Emails exchanged between federal officials and leaders of the American Federation of Teachers show that the union lobbied the CDC on — and suggested language for — the agency's school reopening guidance issued in February, the New York Post reports.
“The documents show a flurry of activity between CDC Director Dr. Rochelle Walensky, her top advisers and union officials — with Biden brass being looped in at the White House — in the days before the highly-anticipated Feb. 12 announcement on school-reopening guidelines,” Jon Levine reports.
“Thank you again for Friday’s rich discussion about forthcoming CDC guidance and for your openness to the suggestions made by our president, Randi Weingarten, and the AFT,” AFT's Kelly Trautner wrote in a Feb 1 email describing the union as the CDC’s “thought partner.”
The AFT praised the guidance, saing the agency “met fear of the pandemic with facts and evidence.”
“Many others, however, were puzzled and angered by what they saw as the CDC willfully ignoring the science and slow-walking a return to in-person learning even as mounting evidence showed schools were not a primary source of coronavirus infections as long as they followed mitigation strategies,” Jon writes.
Mental health amid the pandemic
Mental health providers struggled to respond to a surge in demand during the pandemic.
Behavioral health providers laid off staff, cut hours and closed programs even as demand for services surged, according to a Government Accountability Office report. CDC surveys found that around 38 percent of Americans reported symptoms of anxiety and depression during the pandemic, compared to 11 percent in 2019.
“The report on patient access to behavioral health care during the covid-19 crisis also casts doubt on whether insurers are abiding by federal law requiring parity in insurance coverage, which forbids health plans from passing along more of the bill for mental health care to patients than they would for medical or surgical care,” Kaiser Health News’s Emmarie Huetteman reports.
More in coronavirus news
- Thousands of Indian Americans are struggling to help relatives in India survive a deadly coronavirus surge. Families are strategizing on how to obtain oxygen or find open hospital beds amid a collapsing healthcare system.
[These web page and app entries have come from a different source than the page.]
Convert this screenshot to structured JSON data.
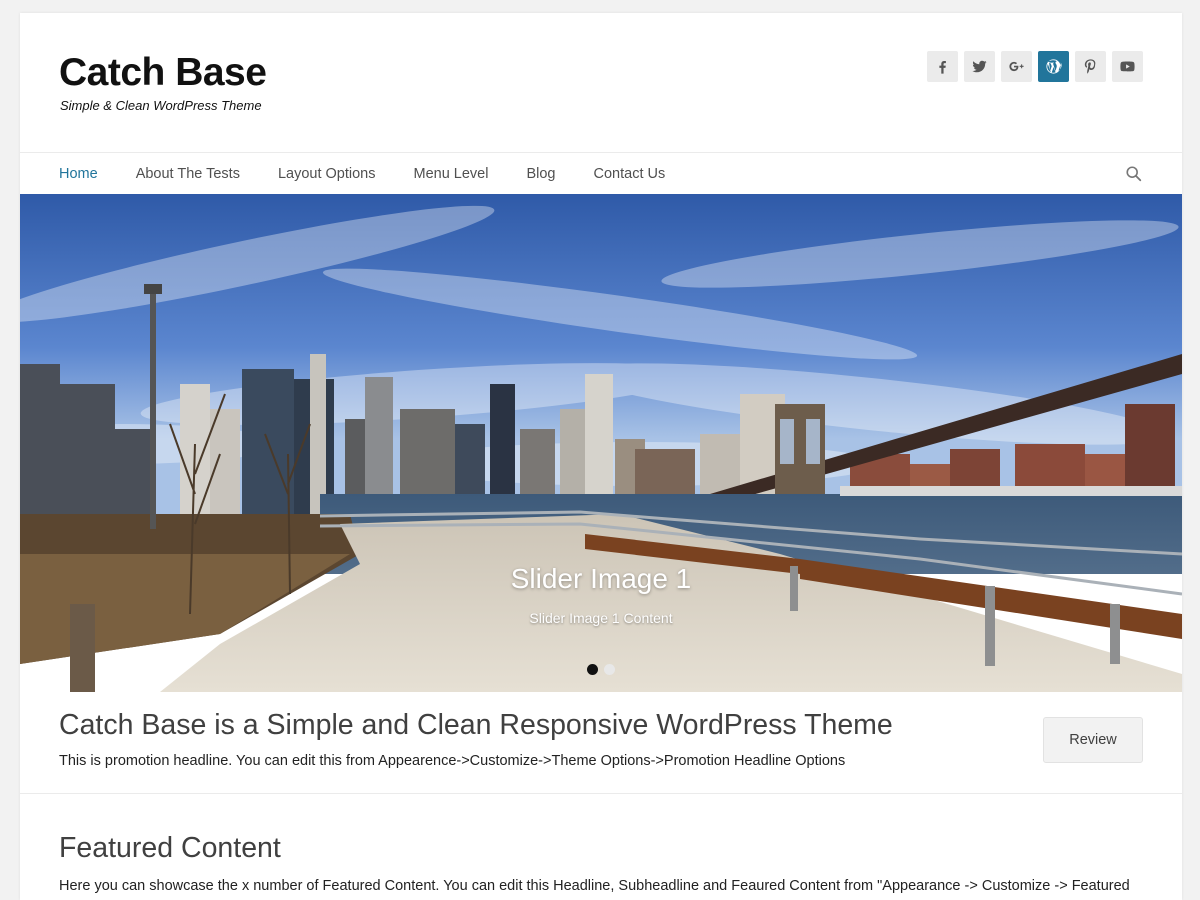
{
  "site": {
    "title": "Catch Base",
    "tagline": "Simple & Clean WordPress Theme"
  },
  "social": [
    {
      "name": "facebook-icon",
      "label": "f"
    },
    {
      "name": "twitter-icon"
    },
    {
      "name": "google-plus-icon",
      "label": "G+"
    },
    {
      "name": "wordpress-icon",
      "active": true
    },
    {
      "name": "pinterest-icon"
    },
    {
      "name": "youtube-icon"
    }
  ],
  "nav": {
    "items": [
      {
        "label": "Home",
        "current": true
      },
      {
        "label": "About The Tests"
      },
      {
        "label": "Layout Options"
      },
      {
        "label": "Menu Level"
      },
      {
        "label": "Blog"
      },
      {
        "label": "Contact Us"
      }
    ],
    "search_icon": "search-icon"
  },
  "slider": {
    "title": "Slider Image 1",
    "content": "Slider Image 1 Content",
    "slide_count": 2,
    "active_index": 0
  },
  "promo": {
    "title": "Catch Base is a Simple and Clean Responsive WordPress Theme",
    "text": "This is promotion headline. You can edit this from Appearence->Customize->Theme Options->Promotion Headline Options",
    "button_label": "Review"
  },
  "featured": {
    "title": "Featured Content",
    "text": "Here you can showcase the x number of Featured Content. You can edit this Headline, Subheadline and Feaured Content from \"Appearance -> Customize -> Featured"
  },
  "colors": {
    "accent": "#21759b",
    "background": "#f2f2f2"
  }
}
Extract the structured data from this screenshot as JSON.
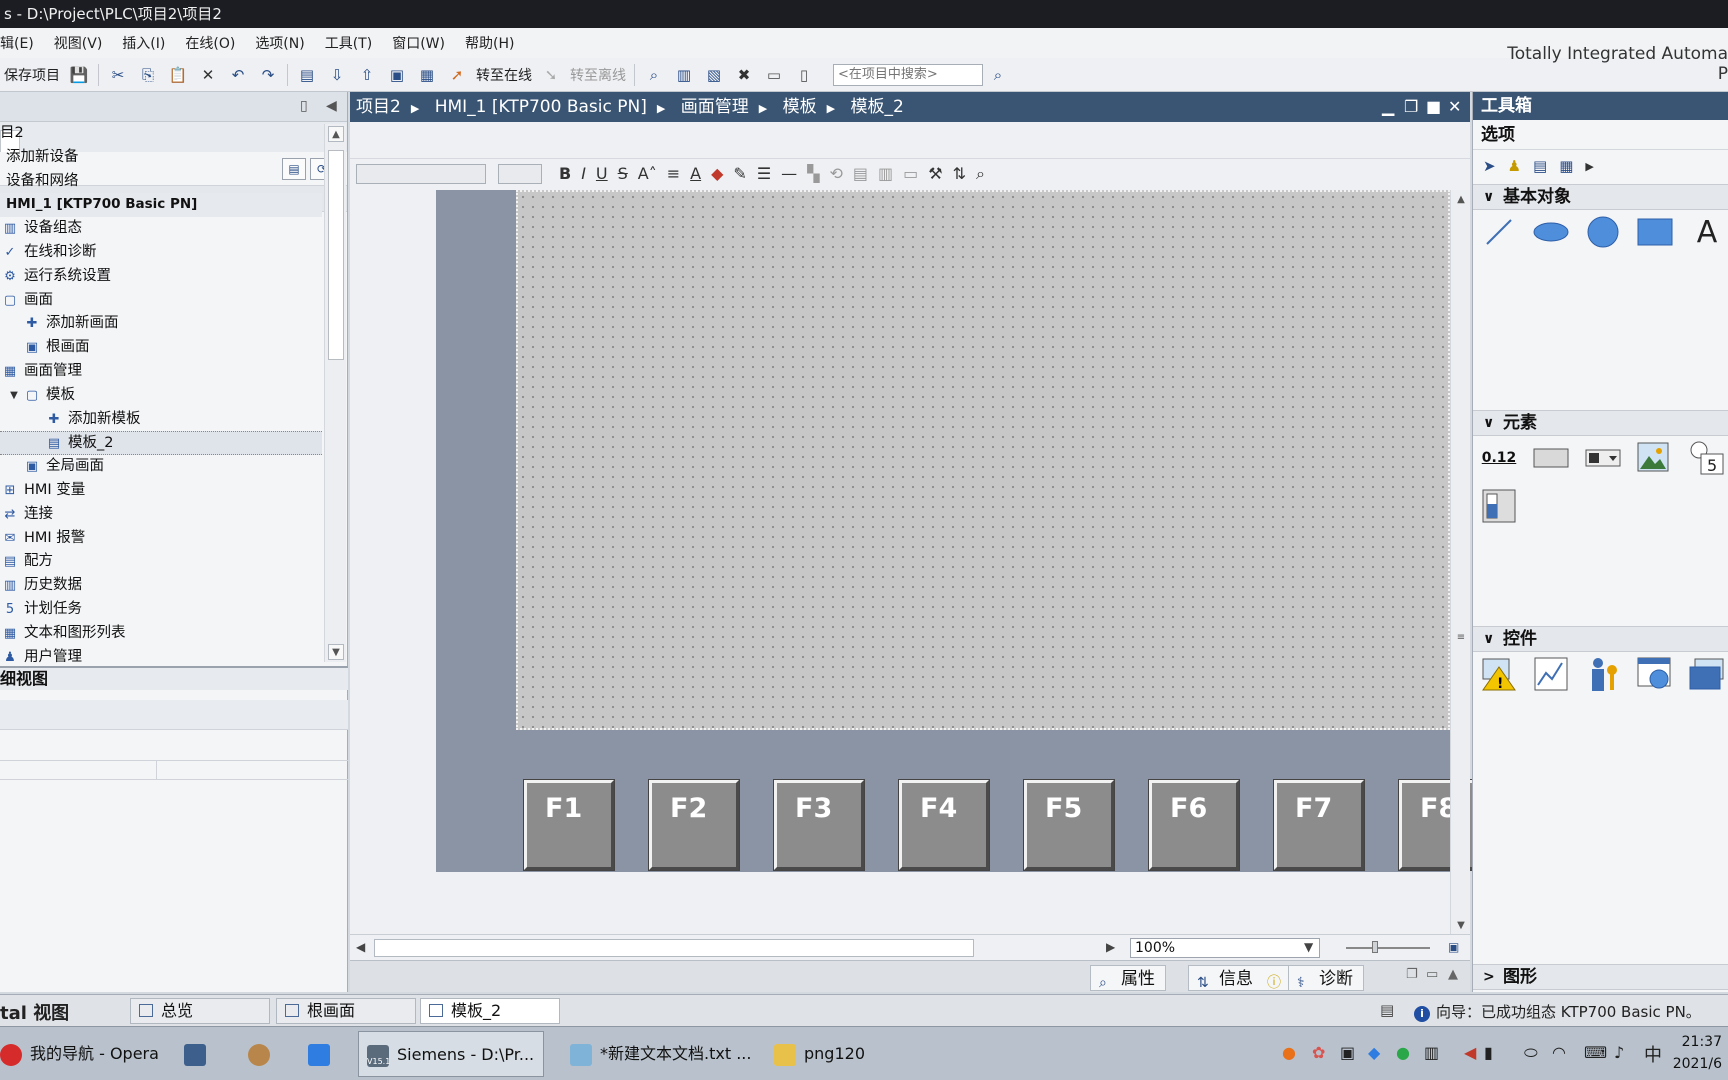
{
  "titlebar": {
    "prefix": "s  -  ",
    "path": "D:\\Project\\PLC\\项目2\\项目2"
  },
  "brand": {
    "line1": "Totally Integrated Automa",
    "line2": "P"
  },
  "menu": [
    "辑(E)",
    "视图(V)",
    "插入(I)",
    "在线(O)",
    "选项(N)",
    "工具(T)",
    "窗口(W)",
    "帮助(H)"
  ],
  "toolbar": {
    "save": "保存项目",
    "go_online": "转至在线",
    "go_offline": "转至离线",
    "search_placeholder": "<在项目中搜索>"
  },
  "tree": {
    "root": "目2",
    "items": [
      {
        "label": "添加新设备",
        "indent": 0,
        "icon": "add-device-icon"
      },
      {
        "label": "设备和网络",
        "indent": 0,
        "icon": "network-icon"
      },
      {
        "label": "HMI_1 [KTP700 Basic PN]",
        "indent": 0,
        "icon": "hmi-icon",
        "header": true
      },
      {
        "label": "设备组态",
        "indent": 1,
        "icon": "device-config-icon"
      },
      {
        "label": "在线和诊断",
        "indent": 1,
        "icon": "diagnostics-icon"
      },
      {
        "label": "运行系统设置",
        "indent": 1,
        "icon": "runtime-settings-icon"
      },
      {
        "label": "画面",
        "indent": 1,
        "icon": "folder-icon"
      },
      {
        "label": "添加新画面",
        "indent": 2,
        "icon": "add-screen-icon"
      },
      {
        "label": "根画面",
        "indent": 2,
        "icon": "screen-icon"
      },
      {
        "label": "画面管理",
        "indent": 1,
        "icon": "screen-management-icon"
      },
      {
        "label": "模板",
        "indent": 2,
        "icon": "template-folder-icon",
        "expanded": true
      },
      {
        "label": "添加新模板",
        "indent": 3,
        "icon": "add-template-icon"
      },
      {
        "label": "模板_2",
        "indent": 3,
        "icon": "template-icon",
        "selected": true
      },
      {
        "label": "全局画面",
        "indent": 2,
        "icon": "global-screen-icon"
      },
      {
        "label": "HMI 变量",
        "indent": 1,
        "icon": "hmi-tags-icon"
      },
      {
        "label": "连接",
        "indent": 1,
        "icon": "connection-icon"
      },
      {
        "label": "HMI 报警",
        "indent": 1,
        "icon": "alarm-icon"
      },
      {
        "label": "配方",
        "indent": 1,
        "icon": "recipe-icon"
      },
      {
        "label": "历史数据",
        "indent": 1,
        "icon": "historical-data-icon"
      },
      {
        "label": "计划任务",
        "indent": 1,
        "icon": "scheduler-icon"
      },
      {
        "label": "文本和图形列表",
        "indent": 1,
        "icon": "text-graphic-list-icon"
      },
      {
        "label": "用户管理",
        "indent": 1,
        "icon": "user-management-icon"
      }
    ]
  },
  "detail_view": {
    "title": "细视图"
  },
  "breadcrumb": [
    "项目2",
    "HMI_1 [KTP700 Basic PN]",
    "画面管理",
    "模板",
    "模板_2"
  ],
  "fkeys": [
    "F1",
    "F2",
    "F3",
    "F4",
    "F5",
    "F6",
    "F7",
    "F8"
  ],
  "zoom": {
    "value": "100%"
  },
  "inspector_tabs": {
    "properties": "属性",
    "info": "信息",
    "diagnostics": "诊断"
  },
  "toolbox": {
    "title": "工具箱",
    "options": "选项",
    "sections": {
      "basic": "基本对象",
      "elements": "元素",
      "controls": "控件",
      "graphics": "图形"
    },
    "text_tool": "A",
    "io_field": "0.12",
    "clock_digit": "5"
  },
  "statusbar": {
    "portal": "tal 视图",
    "tabs": [
      "总览",
      "根画面",
      "模板_2"
    ],
    "message": "向导：已成功组态 KTP700 Basic PN。"
  },
  "taskbar": {
    "items": [
      "我的导航 - Opera",
      "Siemens  -  D:\\Pr...",
      "*新建文本文档.txt ...",
      "png120"
    ],
    "tia_badge": "V15.1",
    "ime": "中",
    "time": "21:37",
    "date": "2021/6"
  },
  "colors": {
    "header_bar": "#3a5573",
    "hmi_frame": "#8a94a4",
    "screen_bg": "#c7c7c7",
    "fkey": "#8c8c8c"
  }
}
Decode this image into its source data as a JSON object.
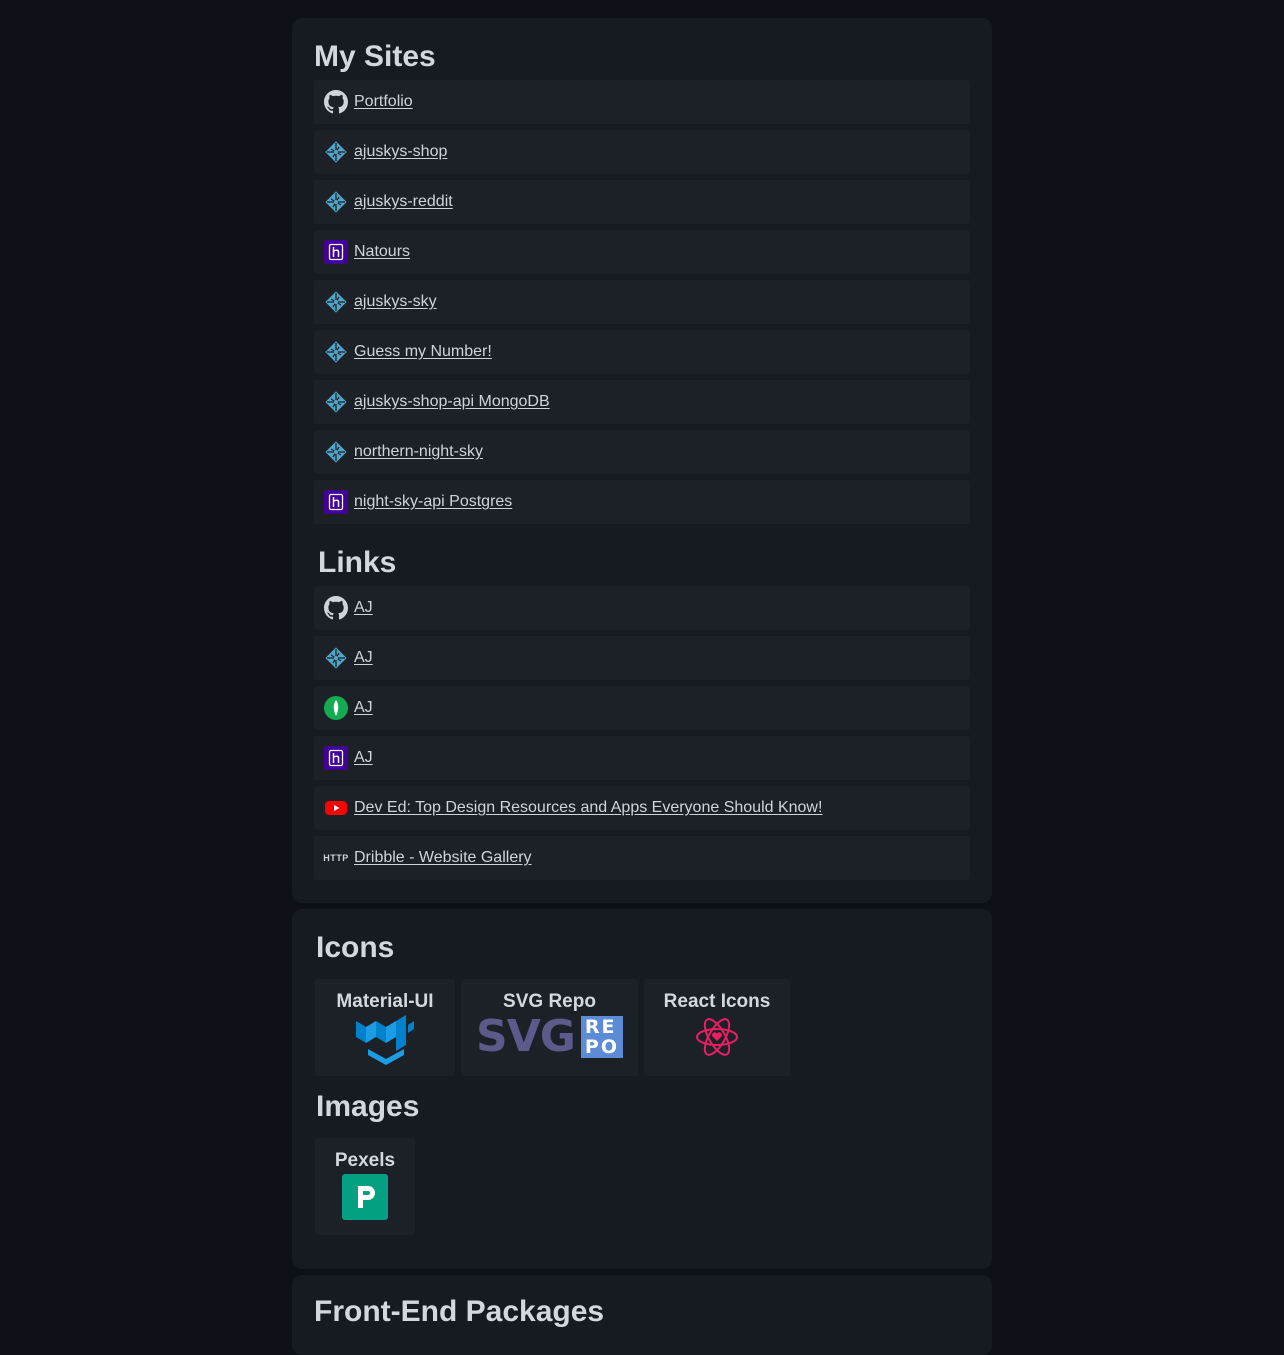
{
  "sites": {
    "title": "My Sites",
    "items": [
      {
        "label": "Portfolio",
        "icon": "github-icon"
      },
      {
        "label": "ajuskys-shop",
        "icon": "netlify-icon"
      },
      {
        "label": "ajuskys-reddit",
        "icon": "netlify-icon"
      },
      {
        "label": "Natours",
        "icon": "heroku-icon"
      },
      {
        "label": "ajuskys-sky",
        "icon": "netlify-icon"
      },
      {
        "label": "Guess my Number!",
        "icon": "netlify-icon"
      },
      {
        "label": "ajuskys-shop-api MongoDB",
        "icon": "netlify-icon"
      },
      {
        "label": "northern-night-sky",
        "icon": "netlify-icon"
      },
      {
        "label": "night-sky-api Postgres",
        "icon": "heroku-icon"
      }
    ]
  },
  "links": {
    "title": "Links",
    "items": [
      {
        "label": "AJ",
        "icon": "github-icon"
      },
      {
        "label": "AJ",
        "icon": "netlify-icon"
      },
      {
        "label": "AJ",
        "icon": "mongodb-icon"
      },
      {
        "label": "AJ",
        "icon": "heroku-icon"
      },
      {
        "label": "Dev Ed: Top Design Resources and Apps Everyone Should Know!",
        "icon": "youtube-icon"
      },
      {
        "label": "Dribble - Website Gallery",
        "icon": "http-icon"
      }
    ]
  },
  "icons_section": {
    "title": "Icons",
    "tiles": [
      {
        "label": "Material-UI",
        "icon": "material-ui-logo"
      },
      {
        "label": "SVG Repo",
        "icon": "svg-repo-logo",
        "logo_text": "SVG",
        "logo_badge": [
          "RE",
          "PO"
        ]
      },
      {
        "label": "React Icons",
        "icon": "react-icons-logo"
      }
    ]
  },
  "images_section": {
    "title": "Images",
    "tiles": [
      {
        "label": "Pexels",
        "icon": "pexels-logo"
      }
    ]
  },
  "packages": {
    "title": "Front-End Packages"
  },
  "http_icon_text": "HTTP",
  "colors": {
    "background": "#0d1117",
    "card": "#161b22",
    "row": "#1c2127",
    "text": "#d0d4d9",
    "netlify": "#4fa6c8",
    "heroku": "#430098",
    "mongodb": "#13aa52",
    "youtube": "#ff0000",
    "material_ui": "#0081cb",
    "svg_repo": "#5b5a8a",
    "react_icons": "#e91e63",
    "pexels": "#05a081"
  }
}
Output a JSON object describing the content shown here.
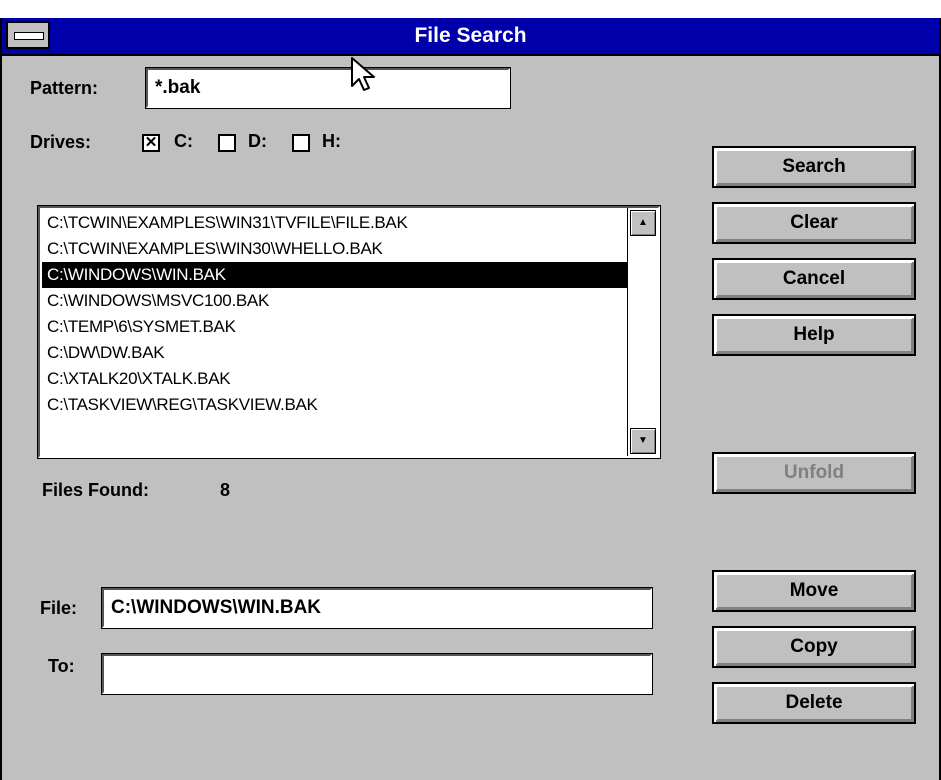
{
  "window": {
    "title": "File Search"
  },
  "pattern": {
    "label": "Pattern:",
    "value": "*.bak"
  },
  "drives": {
    "label": "Drives:",
    "items": [
      {
        "label": "C:",
        "checked": true
      },
      {
        "label": "D:",
        "checked": false
      },
      {
        "label": "H:",
        "checked": false
      }
    ]
  },
  "results": {
    "items": [
      "C:\\TCWIN\\EXAMPLES\\WIN31\\TVFILE\\FILE.BAK",
      "C:\\TCWIN\\EXAMPLES\\WIN30\\WHELLO.BAK",
      "C:\\WINDOWS\\WIN.BAK",
      "C:\\WINDOWS\\MSVC100.BAK",
      "C:\\TEMP\\6\\SYSMET.BAK",
      "C:\\DW\\DW.BAK",
      "C:\\XTALK20\\XTALK.BAK",
      "C:\\TASKVIEW\\REG\\TASKVIEW.BAK"
    ],
    "selected_index": 2
  },
  "files_found": {
    "label": "Files Found:",
    "count": "8"
  },
  "file": {
    "label": "File:",
    "value": "C:\\WINDOWS\\WIN.BAK"
  },
  "to": {
    "label": "To:",
    "value": ""
  },
  "buttons": {
    "search": "Search",
    "clear": "Clear",
    "cancel": "Cancel",
    "help": "Help",
    "unfold": "Unfold",
    "move": "Move",
    "copy": "Copy",
    "delete": "Delete"
  }
}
They are also pressuring officials in the United States to ramp on assistance, Fenit Nirappil and Ambreen Ali report. Over the weekend, White House officials said that they were doing everything they can to help respond to the crisis.
- The CDC determined that episodes of fainting, dizziness and other short-term adverse reactions at five vaccine sites were driven by anxiety, not a problem with the shots, the Associated Press’s Mike Stobbe reports. All of the cases occurred with the Johnson & Johnson vaccine, and four of the five sites temporarily shut down. The CDC said that people who are nervous about shots may be more likely to opt for Johnson & Johnson because it only requires one shot, and this group may also be more predisposed to “anxiety-related events.”
- Biden told NBC News’s Craig Melvin that he has not ruled out requiring coronavirus vaccines for the military once they receive final Food and Drug Administration authorization. The Pentagon reported in April that nearly 40 percent of Marines have declined the vaccine.
Who's who at the WHO
Tedros Adhanom Ghebreyesus, the director-general of the World Health Organization, plans to run for a second five-year term.
His decision, reported by Stat News's Helen Branswell, sets up a referendum on the WHO’s handling of the Covid-19 pandemic under his leadership.
“It is unclear at this point whether others will emerge to challenge the 56-year-old from Ethiopia, who made history in 2017 when he became the first African elected to the global health agency’s top job,” Helen writes. “WHO director-generals may only serve two five-year terms, and must be elected each time. Publicly, Tedros, as he is known, has sidestepped questions of whether he plans to seek a second term. But the source familiar with his thinking confirmed it is his intention to do so."